That you now own.
*Not to be confused with a rescue animal. See below.
Typically a poorly trained, poorly socialized dog that someone has owned since it was 3 or 4 months old, and now it’s 3 or 4 years old and is still…poorly trained, poorly socialized, and has a service dog patch on it. Who isn’t currently on vaccines or preventative medication, and I’m not quite sure I’m going to do anything but a 5 foot visual exam today because it’s most definitely going to bite me no matter how slow I go. (and no. you can’t hold it. I have zero confidence in your ability to keep me safe since in the last 4 years you haven’t managed to produce an animal that matches the description of “domestic.”
Tip: At some point after you acquire an animal and time has passed, you own it. All of it. Including the responsibility to keep you and others safe. I don’t care if you got it as an 8 week old puppy or as a 8 year old dog. Yes, there are some dogs that come with an asterisk because of their past (don’t we all?) but if you can’t make the dog safe and keep others in the safe, then you, as the person responsible for the dog, are responsible to seek additional behavioral help, training aids etc after enough time has passed and progress has stalled.
The good ‘ole days
According to the old-time vets, this is the time not so long ago where vet debt was lower because they were harder working, you could exchange your service for pies, clients thanked you for your best try even when it all went wrong, and everything was fixed with prednisone and vitamin B 12.
A cheap, highly effective medication that treats practically everything…at least for a while. But also causes gastric ulceration, diabetes, calcium deposits in the skin, a million overnight potty breaks, and incessant panting.
Also known as cobalamin and used to treat…cobalamin deficiency. But most of the time it’s used to color bags of IV fluid and make injections look like magic
The staff here is family
This clinic is toxic as sh*t and you need to run far far away. The employees that aren’t related have been there for 20+ years and are “irreplaceable.” Also see “the good ‘ole days”
Also correctly referred to as a “mutt.” Also known as “designer dogs” or any dog that is *almost* purebred that has *just enough of *something* to be a NEW PRETTY COLOR that didn’t previously exist in the breed (looking at you long haired frenchies). Also specifically refers to the mashed up breed that someone work-shopped a cutesy name to sell you (cockapoo anyone? Doodle anything?).
Related but not: hybrid vigor. No, you *don’t* get a healthy dog by buying something that was outcrossed to get a pretty color. What you get is…dermatitis, cancer, and dystrophic weirdness.

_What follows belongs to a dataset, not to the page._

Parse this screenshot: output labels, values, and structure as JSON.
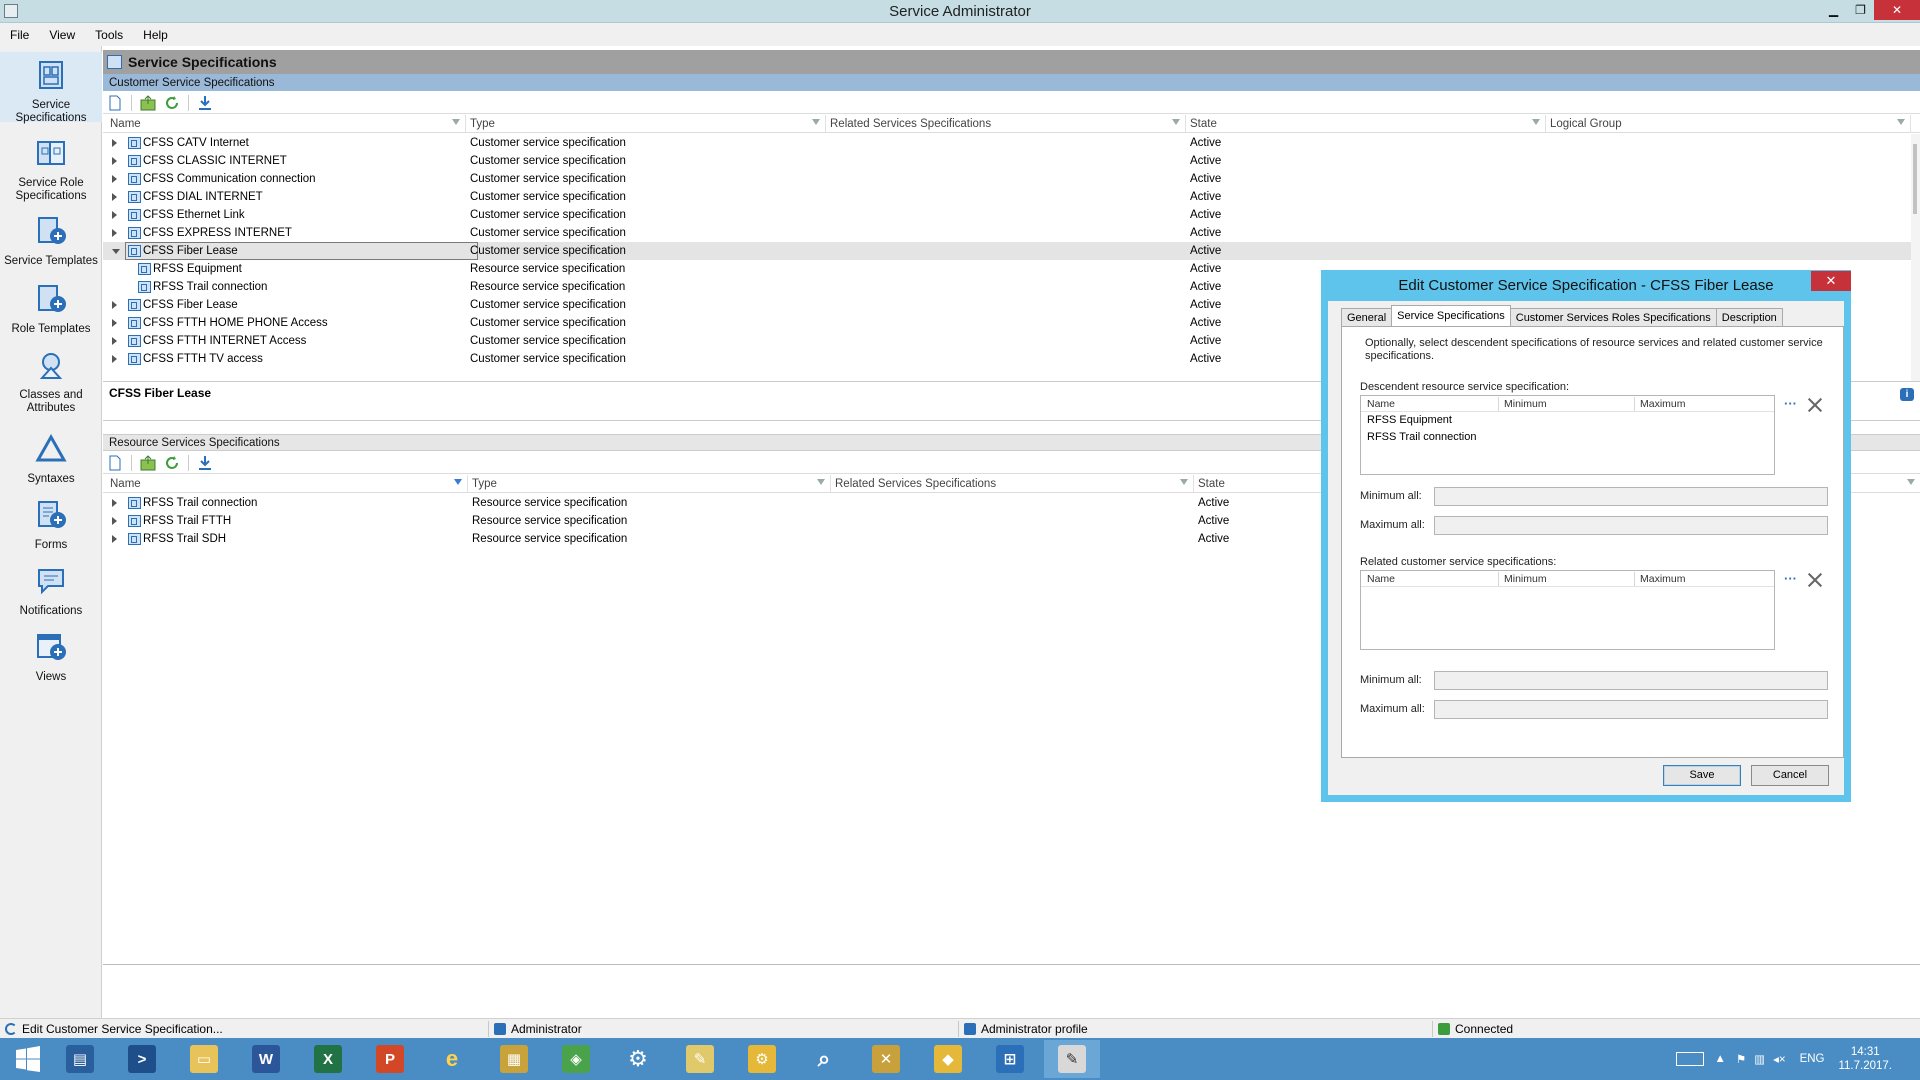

Common presentation: “I got this puppy off craigslist 2 days ago and now it’s sick.” A viral disease characterized with vomit and bloody diarrhea with a fifty fifty chance of life and death and I can’t always predict which side of the line any particular patient in front of me will fall on. Treatment either consists of a 3+ hospital stay in isolation with IV fluids, anti-nausea drugs, feeding support, and prayers…or go home on SC fluids, anti-nausea drugs, feeding support and prayers but with a smaller bill. Extremely contagious, lives in the environment forever, and is generally a kill-joy for showing your puppy off in pet stores, parks, the sidewalk in front of your house, and your front lawn that every neighborhood dog uses as a toilet. Especially in central California it’s EVERY where and I’ve seen puppies, young dogs, old dogs, and middle aged dogs get it. Preventable with a vaccine.
Fun fact: There’s a theory that parvo in dogs originated from a similar “parvo” disease in cats. It possibly jumped species when the two species were housed in close conjunction. Or maybe from minx. Or foxes. If you are interested in the origins of the dog parvo virus here’s a good article. (https://www.ncbi.nlm.nih.gov/pmc/articles/PMC2730235/)
Fight club for dogs. But also with parasites and diseases.
Aka “slow.” The word uttered in ER before all hell breaks loose.
Where the uterus turns into a bag of pus, necessitating an emergency spay that will cost 4x more (at least) than the spay procedure you could have scheduled literally at any other time in your female dog’s life. Completely preventable.